* [Work order] Among the lines of the data below, count those that hold the word "content". Answer with the number alone.

* [Supplied material]
+--

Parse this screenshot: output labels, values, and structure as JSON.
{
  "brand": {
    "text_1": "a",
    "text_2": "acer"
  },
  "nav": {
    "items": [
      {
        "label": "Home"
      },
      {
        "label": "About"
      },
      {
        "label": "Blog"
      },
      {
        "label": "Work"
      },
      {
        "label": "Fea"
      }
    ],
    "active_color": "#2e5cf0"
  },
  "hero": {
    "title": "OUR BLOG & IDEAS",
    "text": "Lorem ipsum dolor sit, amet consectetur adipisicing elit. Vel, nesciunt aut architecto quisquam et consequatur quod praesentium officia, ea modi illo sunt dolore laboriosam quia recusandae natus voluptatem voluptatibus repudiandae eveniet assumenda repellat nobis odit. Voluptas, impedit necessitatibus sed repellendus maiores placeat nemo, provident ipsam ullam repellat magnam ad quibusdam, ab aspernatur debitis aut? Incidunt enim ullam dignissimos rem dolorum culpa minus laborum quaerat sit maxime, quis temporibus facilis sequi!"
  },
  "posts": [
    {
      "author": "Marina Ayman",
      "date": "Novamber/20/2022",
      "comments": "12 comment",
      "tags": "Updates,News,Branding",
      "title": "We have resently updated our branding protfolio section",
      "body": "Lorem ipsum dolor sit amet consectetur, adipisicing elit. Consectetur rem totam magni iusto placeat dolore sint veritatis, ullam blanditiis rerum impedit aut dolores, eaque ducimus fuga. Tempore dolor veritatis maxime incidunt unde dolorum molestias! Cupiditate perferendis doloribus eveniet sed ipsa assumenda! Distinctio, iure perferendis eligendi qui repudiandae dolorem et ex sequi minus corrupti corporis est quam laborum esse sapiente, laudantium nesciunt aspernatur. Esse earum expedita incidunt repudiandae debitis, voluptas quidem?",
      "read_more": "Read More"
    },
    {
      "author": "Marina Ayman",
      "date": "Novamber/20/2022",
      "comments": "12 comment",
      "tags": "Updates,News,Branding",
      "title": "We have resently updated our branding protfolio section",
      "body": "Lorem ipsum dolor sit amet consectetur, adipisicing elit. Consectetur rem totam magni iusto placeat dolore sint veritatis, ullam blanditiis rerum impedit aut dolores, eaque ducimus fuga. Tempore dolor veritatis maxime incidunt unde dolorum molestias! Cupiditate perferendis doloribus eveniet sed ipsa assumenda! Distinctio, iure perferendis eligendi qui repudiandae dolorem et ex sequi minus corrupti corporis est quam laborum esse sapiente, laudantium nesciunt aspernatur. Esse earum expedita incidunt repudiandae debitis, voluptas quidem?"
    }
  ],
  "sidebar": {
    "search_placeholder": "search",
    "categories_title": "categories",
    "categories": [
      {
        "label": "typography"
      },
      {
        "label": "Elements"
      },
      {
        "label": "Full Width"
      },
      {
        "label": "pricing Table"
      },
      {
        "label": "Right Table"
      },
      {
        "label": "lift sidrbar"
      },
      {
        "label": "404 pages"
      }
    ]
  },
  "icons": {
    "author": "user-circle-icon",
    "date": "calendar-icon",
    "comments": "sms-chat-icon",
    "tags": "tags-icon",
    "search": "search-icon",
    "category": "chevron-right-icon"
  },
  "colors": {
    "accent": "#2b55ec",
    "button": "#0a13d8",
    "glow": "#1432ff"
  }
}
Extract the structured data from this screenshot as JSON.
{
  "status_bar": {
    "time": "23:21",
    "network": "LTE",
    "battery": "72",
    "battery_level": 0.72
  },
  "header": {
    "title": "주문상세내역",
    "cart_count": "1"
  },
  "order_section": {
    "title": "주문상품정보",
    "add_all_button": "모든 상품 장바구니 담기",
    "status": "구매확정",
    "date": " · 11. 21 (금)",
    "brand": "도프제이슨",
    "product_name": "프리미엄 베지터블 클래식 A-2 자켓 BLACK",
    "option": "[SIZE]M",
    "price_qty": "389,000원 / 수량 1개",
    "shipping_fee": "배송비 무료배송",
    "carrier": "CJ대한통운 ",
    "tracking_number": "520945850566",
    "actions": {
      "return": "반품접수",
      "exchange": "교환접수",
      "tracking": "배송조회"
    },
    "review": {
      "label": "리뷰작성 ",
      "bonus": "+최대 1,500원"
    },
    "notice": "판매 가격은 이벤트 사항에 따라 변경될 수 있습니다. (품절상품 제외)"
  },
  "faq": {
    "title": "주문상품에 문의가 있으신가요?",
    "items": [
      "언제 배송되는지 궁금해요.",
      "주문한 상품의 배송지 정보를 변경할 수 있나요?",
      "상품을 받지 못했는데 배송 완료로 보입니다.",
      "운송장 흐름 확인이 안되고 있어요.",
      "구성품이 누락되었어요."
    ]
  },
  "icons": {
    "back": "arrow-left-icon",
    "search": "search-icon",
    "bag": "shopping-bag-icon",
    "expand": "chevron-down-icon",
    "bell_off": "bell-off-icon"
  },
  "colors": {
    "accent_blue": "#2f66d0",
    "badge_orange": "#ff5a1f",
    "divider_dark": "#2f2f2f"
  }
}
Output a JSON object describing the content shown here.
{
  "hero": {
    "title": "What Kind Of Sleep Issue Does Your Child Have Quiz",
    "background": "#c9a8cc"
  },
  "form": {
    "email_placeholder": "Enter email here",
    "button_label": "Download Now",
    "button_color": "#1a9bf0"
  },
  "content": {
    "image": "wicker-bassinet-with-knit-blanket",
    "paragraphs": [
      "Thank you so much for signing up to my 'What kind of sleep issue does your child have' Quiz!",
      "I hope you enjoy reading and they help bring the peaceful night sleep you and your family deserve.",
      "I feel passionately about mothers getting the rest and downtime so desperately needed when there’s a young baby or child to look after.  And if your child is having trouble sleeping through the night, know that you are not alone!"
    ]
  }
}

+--

* [Exercise response] 2